February 18, 2016
Classroom management is an art. For some teachers, managing a classroom is natural and comes easy, while others struggle to find a balance and must test different approaches. Even when you have firm control, you may worry it will slip away at any moment. Regaining control and resetting your class may be an uphill battle, but it’s never too late in the school year to meet it head-on. It may take rethinking your philosophy on classroom management or reaching out to a colleague or mentor for help. Unfortunately, there’s no one solution that will magically transform your classroom—you may have to implement a variety of tactics—but we do have a few tips to consider as you set out to regain control of your class.
1. Focus on being a good teacher.

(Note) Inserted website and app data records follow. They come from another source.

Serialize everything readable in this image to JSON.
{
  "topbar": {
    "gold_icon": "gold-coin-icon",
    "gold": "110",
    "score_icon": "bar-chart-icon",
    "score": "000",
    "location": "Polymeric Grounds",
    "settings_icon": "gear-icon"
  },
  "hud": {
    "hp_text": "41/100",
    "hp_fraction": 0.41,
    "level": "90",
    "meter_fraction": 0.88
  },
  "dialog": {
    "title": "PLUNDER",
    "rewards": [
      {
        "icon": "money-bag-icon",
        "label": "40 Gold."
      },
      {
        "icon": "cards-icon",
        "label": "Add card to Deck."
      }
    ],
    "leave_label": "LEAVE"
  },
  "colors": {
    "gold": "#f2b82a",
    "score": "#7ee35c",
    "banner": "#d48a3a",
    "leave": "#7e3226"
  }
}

It’s natural for you to want to be liked by your students, but just because your students like you doesn’t mean you’re an effective teacher. Your number one priority is to educate your students, and you can’t do this if you’ve lost control of your classroom. Focus on being a good teacher, earning your students’ trust and respect, even if that means strictly enforcing classroom policies your students don’t like, but you know are valuable to maintaining order in your class. If you allow your class to walk all over you, you won’t be able to effectively teach them, nor will they trust, respect, or like you.
2. Be firm and consistent.

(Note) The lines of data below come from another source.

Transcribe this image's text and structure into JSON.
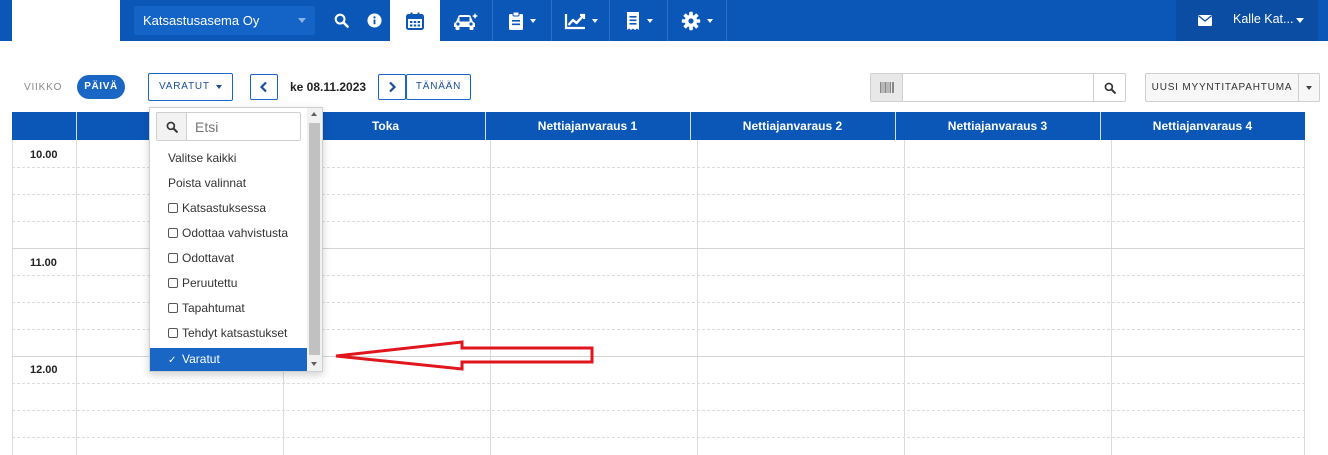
{
  "topbar": {
    "station": "Katsastusasema Oy",
    "user_name": "Kalle Kat...",
    "icons": [
      "search-icon",
      "info-icon",
      "calendar-icon",
      "car-icon",
      "clipboard-icon",
      "chart-icon",
      "receipt-icon",
      "gear-icon",
      "mail-icon"
    ],
    "accent": "#0b57b8"
  },
  "toolbar": {
    "view_week": "VIIKKO",
    "view_day": "PÄIVÄ",
    "filter_label": "VARATUT",
    "date": "ke 08.11.2023",
    "today": "TÄNÄÄN",
    "search_value": "",
    "new_sale": "UUSI MYYNTITAPAHTUMA"
  },
  "calendar": {
    "columns": [
      "",
      "Toka",
      "Nettiajanvaraus 1",
      "Nettiajanvaraus 2",
      "Nettiajanvaraus 3",
      "Nettiajanvaraus 4"
    ],
    "times": [
      "10.00",
      "11.00",
      "12.00"
    ]
  },
  "dropdown": {
    "search_placeholder": "Etsi",
    "select_all": "Valitse kaikki",
    "clear_all": "Poista valinnat",
    "options": [
      {
        "label": "Katsastuksessa",
        "checked": false
      },
      {
        "label": "Odottaa vahvistusta",
        "checked": false
      },
      {
        "label": "Odottavat",
        "checked": false
      },
      {
        "label": "Peruutettu",
        "checked": false
      },
      {
        "label": "Tapahtumat",
        "checked": false
      },
      {
        "label": "Tehdyt katsastukset",
        "checked": false
      },
      {
        "label": "Varatut",
        "checked": true
      }
    ],
    "check_mark": "✓"
  }
}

Knowing that your number one priority is to be a good teacher, you have to be firm and consistent with rules, policies, and the associated consequences of those rules being broken. Your students will eventually adjust if you set firm rules and are consistent in their implementation, but also keep in mind that those who are abiding by your rules should be rewarded. If you’re calling home for students who are being disruptive, you should also call home for those students who are respecting your classroom and setting a good example for their classmates.

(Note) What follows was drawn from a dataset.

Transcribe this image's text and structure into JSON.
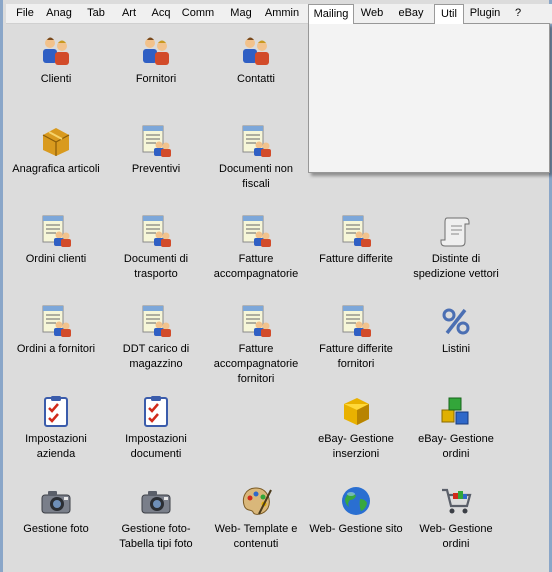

3. Turn weaknesses into strengths.
If your students have a weakness for talking during class, let them talk. Take time during your class to foster group discussions about your lessons and what you’re studying, and if the discussion begins to stray, guide them back to the conversation. If a student refuses to stay on topic or continues to disrupt the discussion, remember to be consistent and firm when it comes to consequences.
4. Collaborate with your students.
Sit down with your students to draft a list of behaviors and expectations they believe are necessary to successfully learn and for you to help them do so. Students understand what’s appropriate and not appropriate in a classroom, and they’re a world of knowledge when it comes to what should be expected with them. Once you’ve drafted a list of expectations, have your students sign off on it and hang it on your wall so it’s easily accessible.
5. Reward well and often.
Discipline isn’t just punishing a student for not following the rules, it’s also rewarding a student for respecting their teacher and their classmates. Whether you decide to do whole class calls as mentioned above, or have other ideas for rewarding those students who model good behavior, acknowledgement of positive actions is equally important when it comes to regaining control of your classroom. What suggestions do you have for resetting a classroom? Share your tips in the comments.